A new working paper from the National Bureau of Economic Research finds an increasing racial disparity in special education in the United States. It is commonly believed that Black students are assigned to special education classes more often than White students. This is true but it is more complex.
The NBER study found that the students who are a racial or ethnic minority in a school are more likely that students in the majority to be assigned to special education classes. The research found that a Black student in fourth grade attending a school that was more than 90 percent minority was 6 percentage points less likely to be identified for special education than a similar White student.
Scott Imberman, a professor of economics at Michigan State University and lead author of the study, noted that “when it comes to special education demographics, people generally believe that minority students are put into special ed programs more frequently than white students, and if you look just at the raw numbers, that’s generally true.
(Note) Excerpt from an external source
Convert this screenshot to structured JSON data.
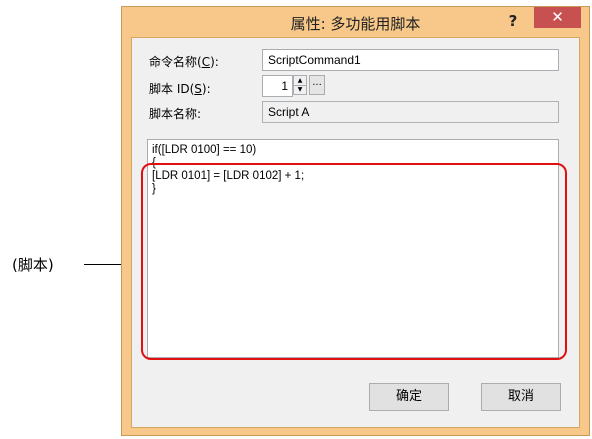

When looking at numbers and data more closely, what many think about this racial disproportionality gets turned on its head.”
Special education rates aren’t necessarily about a student’s race – but rather about how that student’s race compares to the school’s racial makeup, Dr. Imberman said. “Our findings suggest that schools are more likely to incorrectly say a student has disabilities when he or she is racially different from the student body as a whole.”
The full study, “School Segregation and Racial Gaps in Special Education Identification,” may be accessed here.